* **EXERCISE BRIEF**
All lines in the material below that hold "screenshot" should be found and copied.

* **INFORMATION**

+ + + +

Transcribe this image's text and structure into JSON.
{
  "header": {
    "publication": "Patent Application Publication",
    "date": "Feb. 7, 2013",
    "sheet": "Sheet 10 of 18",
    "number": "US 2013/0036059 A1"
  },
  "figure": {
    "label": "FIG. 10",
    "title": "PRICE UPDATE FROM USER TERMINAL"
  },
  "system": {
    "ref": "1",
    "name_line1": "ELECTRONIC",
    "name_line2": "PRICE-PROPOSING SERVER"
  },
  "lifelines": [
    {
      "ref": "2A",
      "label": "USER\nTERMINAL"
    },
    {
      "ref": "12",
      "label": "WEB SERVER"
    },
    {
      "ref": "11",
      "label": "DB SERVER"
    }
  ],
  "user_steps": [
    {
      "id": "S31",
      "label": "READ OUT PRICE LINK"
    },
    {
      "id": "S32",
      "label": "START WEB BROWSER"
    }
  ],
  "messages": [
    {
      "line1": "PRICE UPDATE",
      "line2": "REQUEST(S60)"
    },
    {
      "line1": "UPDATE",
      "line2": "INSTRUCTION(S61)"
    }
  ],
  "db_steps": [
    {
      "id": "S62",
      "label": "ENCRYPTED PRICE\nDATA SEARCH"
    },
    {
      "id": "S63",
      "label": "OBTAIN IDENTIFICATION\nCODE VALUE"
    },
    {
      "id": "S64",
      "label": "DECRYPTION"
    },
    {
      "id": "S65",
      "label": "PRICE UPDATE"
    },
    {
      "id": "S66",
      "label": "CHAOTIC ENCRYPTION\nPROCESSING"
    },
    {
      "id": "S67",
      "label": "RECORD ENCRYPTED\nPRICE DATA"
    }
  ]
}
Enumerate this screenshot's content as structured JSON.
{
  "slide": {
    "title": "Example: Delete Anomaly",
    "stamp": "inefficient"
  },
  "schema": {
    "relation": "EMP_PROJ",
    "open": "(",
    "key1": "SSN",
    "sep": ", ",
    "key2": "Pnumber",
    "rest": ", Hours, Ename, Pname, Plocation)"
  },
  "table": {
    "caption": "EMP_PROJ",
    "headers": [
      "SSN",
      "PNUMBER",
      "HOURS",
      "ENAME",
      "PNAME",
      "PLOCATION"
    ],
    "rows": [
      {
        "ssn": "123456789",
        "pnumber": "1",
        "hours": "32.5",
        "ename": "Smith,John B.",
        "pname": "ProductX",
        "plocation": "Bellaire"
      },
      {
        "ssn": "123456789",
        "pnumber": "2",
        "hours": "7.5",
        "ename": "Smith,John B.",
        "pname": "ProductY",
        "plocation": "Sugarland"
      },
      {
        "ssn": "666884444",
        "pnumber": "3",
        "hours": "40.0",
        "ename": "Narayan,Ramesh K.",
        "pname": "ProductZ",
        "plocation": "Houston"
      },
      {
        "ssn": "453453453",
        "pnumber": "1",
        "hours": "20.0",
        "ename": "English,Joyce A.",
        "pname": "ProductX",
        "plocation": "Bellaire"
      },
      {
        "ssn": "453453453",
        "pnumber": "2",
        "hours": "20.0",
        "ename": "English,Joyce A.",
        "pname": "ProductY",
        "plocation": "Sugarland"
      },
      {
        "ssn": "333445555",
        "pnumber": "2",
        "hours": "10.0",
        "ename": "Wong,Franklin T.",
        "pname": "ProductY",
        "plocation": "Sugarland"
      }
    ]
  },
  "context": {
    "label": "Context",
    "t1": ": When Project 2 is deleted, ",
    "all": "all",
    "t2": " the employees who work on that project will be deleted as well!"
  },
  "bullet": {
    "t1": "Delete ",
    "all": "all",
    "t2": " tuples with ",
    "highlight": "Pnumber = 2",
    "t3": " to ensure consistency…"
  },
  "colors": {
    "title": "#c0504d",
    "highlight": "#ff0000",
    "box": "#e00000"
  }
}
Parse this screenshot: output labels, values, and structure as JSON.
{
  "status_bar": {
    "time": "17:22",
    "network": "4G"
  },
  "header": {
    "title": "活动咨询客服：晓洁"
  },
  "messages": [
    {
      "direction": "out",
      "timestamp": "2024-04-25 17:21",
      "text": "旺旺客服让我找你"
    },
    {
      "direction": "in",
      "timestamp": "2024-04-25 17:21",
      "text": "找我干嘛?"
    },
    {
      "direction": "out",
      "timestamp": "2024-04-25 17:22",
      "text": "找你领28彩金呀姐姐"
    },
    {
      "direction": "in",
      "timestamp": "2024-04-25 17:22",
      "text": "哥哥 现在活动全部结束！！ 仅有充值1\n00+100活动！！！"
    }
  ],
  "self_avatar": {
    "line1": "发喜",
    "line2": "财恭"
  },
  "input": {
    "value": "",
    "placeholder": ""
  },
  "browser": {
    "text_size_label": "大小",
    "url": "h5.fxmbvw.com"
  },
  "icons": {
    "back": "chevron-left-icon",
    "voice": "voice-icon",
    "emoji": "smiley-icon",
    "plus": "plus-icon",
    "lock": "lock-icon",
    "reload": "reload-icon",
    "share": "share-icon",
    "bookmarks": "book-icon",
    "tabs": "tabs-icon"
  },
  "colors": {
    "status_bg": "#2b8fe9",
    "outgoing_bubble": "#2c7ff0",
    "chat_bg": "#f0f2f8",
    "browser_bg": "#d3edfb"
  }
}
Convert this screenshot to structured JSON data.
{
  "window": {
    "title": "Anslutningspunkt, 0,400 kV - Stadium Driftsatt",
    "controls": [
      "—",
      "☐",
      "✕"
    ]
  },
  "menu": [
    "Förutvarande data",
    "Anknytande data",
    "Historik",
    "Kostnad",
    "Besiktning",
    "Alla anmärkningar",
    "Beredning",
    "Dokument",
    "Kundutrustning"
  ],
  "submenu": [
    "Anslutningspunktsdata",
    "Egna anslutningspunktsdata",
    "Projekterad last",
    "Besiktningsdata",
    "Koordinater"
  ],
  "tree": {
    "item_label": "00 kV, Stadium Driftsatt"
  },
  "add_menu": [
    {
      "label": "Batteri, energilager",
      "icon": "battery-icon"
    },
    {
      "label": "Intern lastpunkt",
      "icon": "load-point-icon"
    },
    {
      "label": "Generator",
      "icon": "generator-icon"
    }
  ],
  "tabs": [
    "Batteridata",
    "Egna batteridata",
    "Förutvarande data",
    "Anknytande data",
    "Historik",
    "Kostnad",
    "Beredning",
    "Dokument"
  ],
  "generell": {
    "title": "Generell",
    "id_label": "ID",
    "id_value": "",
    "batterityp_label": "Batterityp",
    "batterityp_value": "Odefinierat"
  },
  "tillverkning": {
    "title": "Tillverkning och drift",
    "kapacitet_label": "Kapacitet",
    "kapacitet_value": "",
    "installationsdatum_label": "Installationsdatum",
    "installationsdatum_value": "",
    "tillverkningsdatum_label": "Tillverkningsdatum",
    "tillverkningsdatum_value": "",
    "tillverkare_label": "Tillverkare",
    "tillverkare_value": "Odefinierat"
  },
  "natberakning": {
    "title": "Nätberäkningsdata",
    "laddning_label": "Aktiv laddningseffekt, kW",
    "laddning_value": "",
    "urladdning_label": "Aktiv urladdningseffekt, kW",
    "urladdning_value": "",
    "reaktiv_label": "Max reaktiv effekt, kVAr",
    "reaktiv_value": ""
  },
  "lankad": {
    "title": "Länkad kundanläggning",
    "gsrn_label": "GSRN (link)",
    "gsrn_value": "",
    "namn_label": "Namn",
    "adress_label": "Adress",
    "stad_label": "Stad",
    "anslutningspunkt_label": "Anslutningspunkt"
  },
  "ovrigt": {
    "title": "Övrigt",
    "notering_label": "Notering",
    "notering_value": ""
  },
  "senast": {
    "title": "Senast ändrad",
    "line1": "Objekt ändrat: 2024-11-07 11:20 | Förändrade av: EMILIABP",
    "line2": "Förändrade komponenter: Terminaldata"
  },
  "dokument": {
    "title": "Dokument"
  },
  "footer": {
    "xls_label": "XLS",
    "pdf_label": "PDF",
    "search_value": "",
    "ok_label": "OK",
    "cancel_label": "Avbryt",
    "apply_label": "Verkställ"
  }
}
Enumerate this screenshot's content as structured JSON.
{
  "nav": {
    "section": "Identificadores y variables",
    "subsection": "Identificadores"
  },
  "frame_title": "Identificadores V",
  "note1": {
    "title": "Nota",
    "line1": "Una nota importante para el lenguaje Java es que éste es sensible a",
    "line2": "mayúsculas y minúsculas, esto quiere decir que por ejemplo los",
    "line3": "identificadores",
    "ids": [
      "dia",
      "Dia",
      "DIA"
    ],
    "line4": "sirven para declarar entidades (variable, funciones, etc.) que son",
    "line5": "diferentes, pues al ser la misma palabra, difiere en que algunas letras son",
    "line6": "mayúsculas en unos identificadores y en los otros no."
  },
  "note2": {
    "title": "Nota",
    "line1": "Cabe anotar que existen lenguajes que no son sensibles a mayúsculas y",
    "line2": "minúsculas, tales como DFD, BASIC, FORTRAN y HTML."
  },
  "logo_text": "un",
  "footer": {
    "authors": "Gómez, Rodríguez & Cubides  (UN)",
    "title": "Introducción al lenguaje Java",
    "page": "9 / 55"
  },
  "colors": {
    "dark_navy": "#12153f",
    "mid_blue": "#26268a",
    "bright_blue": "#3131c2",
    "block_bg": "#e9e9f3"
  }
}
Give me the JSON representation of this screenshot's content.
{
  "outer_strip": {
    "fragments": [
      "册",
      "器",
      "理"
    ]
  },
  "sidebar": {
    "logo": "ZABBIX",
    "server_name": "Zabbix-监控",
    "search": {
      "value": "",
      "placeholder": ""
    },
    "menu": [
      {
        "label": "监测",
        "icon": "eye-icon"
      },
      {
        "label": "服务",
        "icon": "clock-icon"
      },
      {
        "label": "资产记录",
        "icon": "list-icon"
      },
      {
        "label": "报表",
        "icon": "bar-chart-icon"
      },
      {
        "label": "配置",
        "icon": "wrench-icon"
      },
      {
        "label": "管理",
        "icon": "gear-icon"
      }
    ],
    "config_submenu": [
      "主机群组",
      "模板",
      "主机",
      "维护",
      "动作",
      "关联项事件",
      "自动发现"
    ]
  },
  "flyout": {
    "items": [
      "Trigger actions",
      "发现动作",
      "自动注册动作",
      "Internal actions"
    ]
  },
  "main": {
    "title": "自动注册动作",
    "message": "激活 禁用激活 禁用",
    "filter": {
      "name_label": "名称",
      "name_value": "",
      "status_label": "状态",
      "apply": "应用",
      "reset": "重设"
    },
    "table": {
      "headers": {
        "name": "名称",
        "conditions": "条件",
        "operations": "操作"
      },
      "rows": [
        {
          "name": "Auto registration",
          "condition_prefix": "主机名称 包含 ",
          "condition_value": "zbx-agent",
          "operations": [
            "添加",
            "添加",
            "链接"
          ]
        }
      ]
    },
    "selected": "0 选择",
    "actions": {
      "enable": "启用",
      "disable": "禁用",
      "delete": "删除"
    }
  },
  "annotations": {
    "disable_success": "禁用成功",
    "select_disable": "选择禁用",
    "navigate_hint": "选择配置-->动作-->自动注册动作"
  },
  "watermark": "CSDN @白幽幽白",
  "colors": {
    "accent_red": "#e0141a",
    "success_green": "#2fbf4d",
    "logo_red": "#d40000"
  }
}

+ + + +

* **OUTPUT OF THE TASK**
Enumerate this screenshot's content as structured JSON.
Parse this screenshot: output labels, values, and structure as JSON.
Convert this screenshot to structured JSON data.
Enumerate this screenshot's content as structured JSON.
Give me the JSON representation of this screenshot's content.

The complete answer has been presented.